- [GOAL OF THE EXERCISE] What you return should be the entries, unchanged, without their pictures.

- [RECORDS]
┄┄┄┄┄┄┄┄┄┄┄┄┄┄┄┄┄┄┄┄

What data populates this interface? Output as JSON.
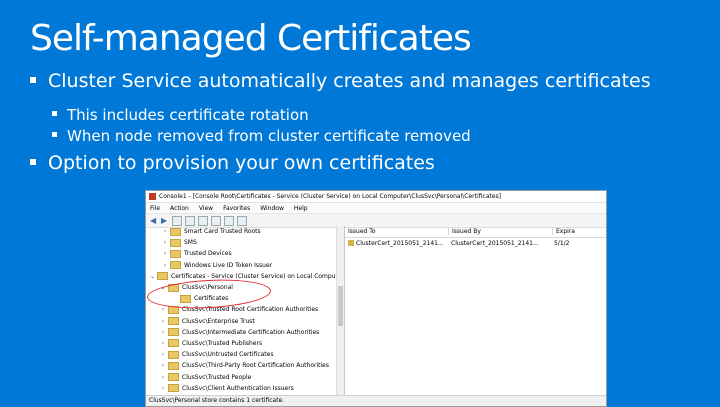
{
  "slide": {
    "title": "Self-managed Certificates",
    "bullets": [
      {
        "level": 1,
        "text": "Cluster Service automatically creates and manages certificates"
      },
      {
        "level": 2,
        "text": "This includes certificate rotation"
      },
      {
        "level": 2,
        "text": "When node removed from cluster certificate removed"
      },
      {
        "level": 1,
        "text": "Option to provision your own certificates"
      }
    ]
  },
  "window": {
    "title": "Console1 - [Console Root\\Certificates - Service (Cluster Service) on Local Computer\\ClusSvc\\Personal\\Certificates]",
    "menu": [
      "File",
      "Action",
      "View",
      "Favorites",
      "Window",
      "Help"
    ],
    "tree": [
      {
        "expander": "›",
        "label": "Smart Card Trusted Roots"
      },
      {
        "expander": "›",
        "label": "SMS"
      },
      {
        "expander": "›",
        "label": "Trusted Devices"
      },
      {
        "expander": "›",
        "label": "Windows Live ID Token Issuer"
      },
      {
        "expander": "⌄",
        "label": "Certificates - Service (Cluster Service) on Local Computer"
      },
      {
        "expander": "⌄",
        "label": "ClusSvc\\Personal"
      },
      {
        "expander": "",
        "label": "Certificates"
      },
      {
        "expander": "›",
        "label": "ClusSvc\\Trusted Root Certification Authorities"
      },
      {
        "expander": "›",
        "label": "ClusSvc\\Enterprise Trust"
      },
      {
        "expander": "›",
        "label": "ClusSvc\\Intermediate Certification Authorities"
      },
      {
        "expander": "›",
        "label": "ClusSvc\\Trusted Publishers"
      },
      {
        "expander": "›",
        "label": "ClusSvc\\Untrusted Certificates"
      },
      {
        "expander": "›",
        "label": "ClusSvc\\Third-Party Root Certification Authorities"
      },
      {
        "expander": "›",
        "label": "ClusSvc\\Trusted People"
      },
      {
        "expander": "›",
        "label": "ClusSvc\\Client Authentication Issuers"
      }
    ],
    "columns": [
      "Issued To",
      "Issued By",
      "Expira"
    ],
    "rows": [
      {
        "issued_to": "ClusterCert_2015051_2141...",
        "issued_by": "ClusterCert_2015051_2141...",
        "expires": "5/1/2"
      }
    ],
    "status": "ClusSvc\\Personal store contains 1 certificate."
  }
}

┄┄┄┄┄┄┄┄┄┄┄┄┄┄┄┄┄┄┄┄

- [EXERCISE ANSWER]
What data populates this interface? Output as JSON.
{
  "slide": {
    "title": "Self-managed Certificates",
    "bullets": [
      {
        "level": 1,
        "text": "Cluster Service automatically creates and manages certificates"
      },
      {
        "level": 2,
        "text": "This includes certificate rotation"
      },
      {
        "level": 2,
        "text": "When node removed from cluster certificate removed"
      },
      {
        "level": 1,
        "text": "Option to provision your own certificates"
      }
    ]
  },
  "window": {
    "title": "Console1 - [Console Root\\Certificates - Service (Cluster Service) on Local Computer\\ClusSvc\\Personal\\Certificates]",
    "menu": [
      "File",
      "Action",
      "View",
      "Favorites",
      "Window",
      "Help"
    ],
    "tree": [
      {
        "expander": "›",
        "label": "Smart Card Trusted Roots"
      },
      {
        "expander": "›",
        "label": "SMS"
      },
      {
        "expander": "›",
        "label": "Trusted Devices"
      },
      {
        "expander": "›",
        "label": "Windows Live ID Token Issuer"
      },
      {
        "expander": "⌄",
        "label": "Certificates - Service (Cluster Service) on Local Computer"
      },
      {
        "expander": "⌄",
        "label": "ClusSvc\\Personal"
      },
      {
        "expander": "",
        "label": "Certificates"
      },
      {
        "expander": "›",
        "label": "ClusSvc\\Trusted Root Certification Authorities"
      },
      {
        "expander": "›",
        "label": "ClusSvc\\Enterprise Trust"
      },
      {
        "expander": "›",
        "label": "ClusSvc\\Intermediate Certification Authorities"
      },
      {
        "expander": "›",
        "label": "ClusSvc\\Trusted Publishers"
      },
      {
        "expander": "›",
        "label": "ClusSvc\\Untrusted Certificates"
      },
      {
        "expander": "›",
        "label": "ClusSvc\\Third-Party Root Certification Authorities"
      },
      {
        "expander": "›",
        "label": "ClusSvc\\Trusted People"
      },
      {
        "expander": "›",
        "label": "ClusSvc\\Client Authentication Issuers"
      }
    ],
    "columns": [
      "Issued To",
      "Issued By",
      "Expira"
    ],
    "rows": [
      {
        "issued_to": "ClusterCert_2015051_2141...",
        "issued_by": "ClusterCert_2015051_2141...",
        "expires": "5/1/2"
      }
    ],
    "status": "ClusSvc\\Personal store contains 1 certificate."
  }
}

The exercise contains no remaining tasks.